Not long ago my wife and I were riding in our car, and she was driving. She asked if I could get a pill bottle out of her purse, so I opened the bottle and poured some pills into my hand. Noting there were three different forms of pain relievers I asked if she preferred one over the other. Her reply, “Just give me two of the same kind.” Handing her the pills, I commented, “Sorry you have a headache. But thank goodness for all those people working at drug companies developing medicines to treat it with.” And then I began reflecting on how lucky we are, and how we as a society likely take for granted the many medications that improve our lives daily. With that in mind, let’s look a little deeper at the pills I ended up handing my spouse.
Ibuprofen is a discovery resulting from research begun in the 1950s to find a safer alternative to aspirin. We can thank British pharmacist Stewart Adams, Ph.D., for developing ibuprofen as the first nonsteroidal anti-inflammatory drug (NSAID), filing a patent for it in 1961. It became available (by prescription only) in 1969 and 1974 in the United Kingdom and the United States, respectively, and eventually gained over-the-counter status in the U.K. (1983) and the U.S. (1984). Today, it is listed on the WHO’s List of Essential Medicines and has a wholesale cost of about five cents per dose. Hundreds of millions of people have taken this analgesic, and I can’t help but wonder how many have ever reflected on its inventor, who passed away this past January at the age of 95. Adams spent his entire 54-year career at Boots, a 170-year-old health and beauty retailer and pharmacy chain with more than 2,400 stores. Not only did he never make a penny from what he developed, but he also used to joke that he actually lost money as his employer never reimbursed him the promised £1 patent filing fee! He was involved in 10 years of drug trials, and according to his employer, Adams and his small team tested 20,000 candidate compounds prior to launch. This means that he and his team essentially failed at ibuprofen some 19,999 times.
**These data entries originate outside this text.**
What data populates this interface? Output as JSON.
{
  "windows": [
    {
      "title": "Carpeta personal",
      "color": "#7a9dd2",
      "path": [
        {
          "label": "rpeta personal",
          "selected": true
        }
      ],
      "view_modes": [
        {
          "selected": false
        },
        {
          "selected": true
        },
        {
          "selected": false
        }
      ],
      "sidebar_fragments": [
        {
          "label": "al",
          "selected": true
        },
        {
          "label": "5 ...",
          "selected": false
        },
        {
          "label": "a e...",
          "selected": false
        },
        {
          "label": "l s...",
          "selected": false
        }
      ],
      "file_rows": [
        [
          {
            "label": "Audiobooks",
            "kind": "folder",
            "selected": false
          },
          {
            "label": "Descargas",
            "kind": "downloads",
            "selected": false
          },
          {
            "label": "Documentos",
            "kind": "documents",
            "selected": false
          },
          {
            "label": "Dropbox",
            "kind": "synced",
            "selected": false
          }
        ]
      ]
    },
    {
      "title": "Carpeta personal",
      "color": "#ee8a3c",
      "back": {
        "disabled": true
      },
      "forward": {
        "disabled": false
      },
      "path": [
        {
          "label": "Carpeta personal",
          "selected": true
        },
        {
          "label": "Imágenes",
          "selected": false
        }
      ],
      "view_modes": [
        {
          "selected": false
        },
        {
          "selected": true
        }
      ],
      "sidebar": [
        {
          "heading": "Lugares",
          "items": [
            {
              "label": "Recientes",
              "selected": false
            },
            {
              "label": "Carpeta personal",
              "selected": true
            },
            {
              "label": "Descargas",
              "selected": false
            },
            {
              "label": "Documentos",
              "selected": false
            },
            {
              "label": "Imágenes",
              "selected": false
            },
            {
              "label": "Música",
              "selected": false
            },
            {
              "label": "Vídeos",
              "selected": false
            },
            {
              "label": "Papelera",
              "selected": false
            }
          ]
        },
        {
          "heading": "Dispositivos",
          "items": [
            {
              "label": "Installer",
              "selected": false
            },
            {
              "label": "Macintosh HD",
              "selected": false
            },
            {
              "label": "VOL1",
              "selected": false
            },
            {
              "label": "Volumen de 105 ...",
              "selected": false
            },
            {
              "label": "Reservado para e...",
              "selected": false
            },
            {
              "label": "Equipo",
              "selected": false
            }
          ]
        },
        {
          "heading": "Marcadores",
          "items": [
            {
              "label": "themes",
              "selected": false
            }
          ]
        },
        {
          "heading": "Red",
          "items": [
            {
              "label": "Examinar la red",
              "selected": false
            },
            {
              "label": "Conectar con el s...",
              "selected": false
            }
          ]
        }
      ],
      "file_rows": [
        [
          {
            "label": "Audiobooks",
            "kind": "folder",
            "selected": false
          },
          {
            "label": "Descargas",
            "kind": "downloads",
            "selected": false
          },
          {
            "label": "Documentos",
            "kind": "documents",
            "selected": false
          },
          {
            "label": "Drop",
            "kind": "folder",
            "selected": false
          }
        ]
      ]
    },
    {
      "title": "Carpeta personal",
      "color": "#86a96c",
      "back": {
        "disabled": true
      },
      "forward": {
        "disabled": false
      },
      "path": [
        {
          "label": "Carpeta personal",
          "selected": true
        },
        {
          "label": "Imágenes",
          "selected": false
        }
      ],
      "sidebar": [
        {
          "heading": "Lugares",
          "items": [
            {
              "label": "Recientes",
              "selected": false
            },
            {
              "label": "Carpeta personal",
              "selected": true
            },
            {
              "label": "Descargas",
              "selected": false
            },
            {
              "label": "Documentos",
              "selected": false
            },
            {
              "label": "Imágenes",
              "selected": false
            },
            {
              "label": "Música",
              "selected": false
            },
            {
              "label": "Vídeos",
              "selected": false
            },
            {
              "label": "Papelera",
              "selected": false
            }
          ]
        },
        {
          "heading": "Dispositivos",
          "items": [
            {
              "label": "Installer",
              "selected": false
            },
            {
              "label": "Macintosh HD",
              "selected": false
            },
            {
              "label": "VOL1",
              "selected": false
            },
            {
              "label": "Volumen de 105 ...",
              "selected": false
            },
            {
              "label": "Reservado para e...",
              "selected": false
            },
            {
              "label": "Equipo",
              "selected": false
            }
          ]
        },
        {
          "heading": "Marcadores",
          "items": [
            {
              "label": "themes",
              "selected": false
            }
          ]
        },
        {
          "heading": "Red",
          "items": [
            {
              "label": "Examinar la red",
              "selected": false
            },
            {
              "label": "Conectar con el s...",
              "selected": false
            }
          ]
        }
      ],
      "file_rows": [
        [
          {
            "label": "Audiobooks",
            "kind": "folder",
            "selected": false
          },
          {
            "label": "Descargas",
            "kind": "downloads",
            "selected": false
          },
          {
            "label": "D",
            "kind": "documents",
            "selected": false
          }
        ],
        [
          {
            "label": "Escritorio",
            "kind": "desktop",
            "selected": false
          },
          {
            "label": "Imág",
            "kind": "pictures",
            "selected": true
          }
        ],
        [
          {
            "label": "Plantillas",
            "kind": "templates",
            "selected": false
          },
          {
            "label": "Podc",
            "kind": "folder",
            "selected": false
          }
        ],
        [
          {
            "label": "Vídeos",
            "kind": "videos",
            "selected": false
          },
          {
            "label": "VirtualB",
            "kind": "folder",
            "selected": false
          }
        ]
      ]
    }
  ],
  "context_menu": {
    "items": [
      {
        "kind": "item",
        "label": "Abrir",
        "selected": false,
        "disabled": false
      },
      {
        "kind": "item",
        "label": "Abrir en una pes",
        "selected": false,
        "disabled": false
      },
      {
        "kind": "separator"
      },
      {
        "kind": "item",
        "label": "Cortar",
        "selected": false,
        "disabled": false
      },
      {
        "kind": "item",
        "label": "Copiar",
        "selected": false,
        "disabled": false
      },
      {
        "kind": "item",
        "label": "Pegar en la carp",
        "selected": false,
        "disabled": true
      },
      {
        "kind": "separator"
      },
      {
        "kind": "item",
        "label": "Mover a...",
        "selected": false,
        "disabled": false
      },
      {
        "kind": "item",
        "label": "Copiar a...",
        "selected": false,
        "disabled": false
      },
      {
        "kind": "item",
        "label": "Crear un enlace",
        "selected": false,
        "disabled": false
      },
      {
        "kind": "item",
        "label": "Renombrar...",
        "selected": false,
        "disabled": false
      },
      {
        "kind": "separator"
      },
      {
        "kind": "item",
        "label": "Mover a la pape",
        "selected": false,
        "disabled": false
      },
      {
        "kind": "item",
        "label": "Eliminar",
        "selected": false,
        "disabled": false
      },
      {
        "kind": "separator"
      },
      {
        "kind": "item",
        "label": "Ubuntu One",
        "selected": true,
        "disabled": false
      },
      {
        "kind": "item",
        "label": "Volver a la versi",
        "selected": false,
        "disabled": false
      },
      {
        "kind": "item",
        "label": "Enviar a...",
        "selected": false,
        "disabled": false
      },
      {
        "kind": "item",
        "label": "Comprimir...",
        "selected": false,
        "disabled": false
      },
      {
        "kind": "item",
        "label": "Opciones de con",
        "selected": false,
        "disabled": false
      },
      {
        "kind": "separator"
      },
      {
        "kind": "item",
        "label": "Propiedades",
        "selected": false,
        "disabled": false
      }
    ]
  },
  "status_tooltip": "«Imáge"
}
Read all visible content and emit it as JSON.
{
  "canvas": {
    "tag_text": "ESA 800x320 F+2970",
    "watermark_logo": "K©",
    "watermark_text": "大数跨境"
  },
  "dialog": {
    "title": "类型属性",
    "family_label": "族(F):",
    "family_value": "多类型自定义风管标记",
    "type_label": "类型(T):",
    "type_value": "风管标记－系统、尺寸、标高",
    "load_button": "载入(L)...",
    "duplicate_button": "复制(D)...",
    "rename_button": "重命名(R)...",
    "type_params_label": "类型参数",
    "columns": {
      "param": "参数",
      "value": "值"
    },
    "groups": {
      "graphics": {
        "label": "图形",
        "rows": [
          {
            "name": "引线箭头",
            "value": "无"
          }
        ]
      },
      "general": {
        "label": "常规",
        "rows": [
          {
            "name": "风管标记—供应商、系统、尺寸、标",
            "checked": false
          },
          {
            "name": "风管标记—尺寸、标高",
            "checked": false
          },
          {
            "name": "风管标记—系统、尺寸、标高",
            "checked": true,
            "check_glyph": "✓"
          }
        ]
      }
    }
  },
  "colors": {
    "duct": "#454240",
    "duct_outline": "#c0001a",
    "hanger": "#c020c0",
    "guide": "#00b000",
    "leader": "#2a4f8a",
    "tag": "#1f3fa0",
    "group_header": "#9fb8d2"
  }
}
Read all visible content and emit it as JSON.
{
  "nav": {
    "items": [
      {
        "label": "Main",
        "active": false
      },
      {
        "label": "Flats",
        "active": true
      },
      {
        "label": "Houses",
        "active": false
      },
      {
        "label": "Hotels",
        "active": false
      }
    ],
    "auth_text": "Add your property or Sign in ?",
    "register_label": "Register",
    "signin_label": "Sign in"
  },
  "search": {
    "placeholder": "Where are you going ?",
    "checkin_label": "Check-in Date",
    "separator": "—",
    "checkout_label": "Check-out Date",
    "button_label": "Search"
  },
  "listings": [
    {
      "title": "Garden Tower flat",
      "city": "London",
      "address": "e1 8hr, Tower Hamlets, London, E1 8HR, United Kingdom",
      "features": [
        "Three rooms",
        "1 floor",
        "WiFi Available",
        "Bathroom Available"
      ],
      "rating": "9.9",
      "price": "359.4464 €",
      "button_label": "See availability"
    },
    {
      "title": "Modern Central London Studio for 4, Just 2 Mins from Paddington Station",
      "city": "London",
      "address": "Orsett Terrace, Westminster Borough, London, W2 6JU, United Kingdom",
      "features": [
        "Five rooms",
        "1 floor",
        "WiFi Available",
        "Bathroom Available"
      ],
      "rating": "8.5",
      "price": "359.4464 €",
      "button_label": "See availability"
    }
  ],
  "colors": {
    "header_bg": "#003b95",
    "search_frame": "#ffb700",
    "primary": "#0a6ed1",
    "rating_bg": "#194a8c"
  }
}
If you work in biopharma, then you know failure comes with the territory. Back in March we heard of yet another failure in Alzheimer’s disease drug development, as Biogen and Eisai announced the halting of two Phase 3 clinical trials of aducanumab. The decision was driven by a futility analysis that indicated the drug was not going to prove effective, and the choice not to proceed cost Biogen roughly $18 billion in lost market value. Yet less than one week later, Eisai and Biogen announced the initiation of a Phase 3 trial for the anti-amyloid beta protofibril antibody BAN2401 for use in patients with early Alzheimer’s disease. While some have abandoned Alzheimer’s research, Biogen and others thankfully persist.
For this month’s cover feature I interviewed Richard Pops, chairman and CEO of Alkermes. He, too, has experienced failure, and so I asked if he ever feared losing his job as a result. Pops replied that he prefers spending energy on what’s happening next rather than wallowing on failures of the past. Thank goodness for people like Adams and Pops and companies like Biogen and Eisai that don’t fear failure. Because treatments for Alzheimer’s, cancers, and even headaches don’t (and won’t) come about by wishing.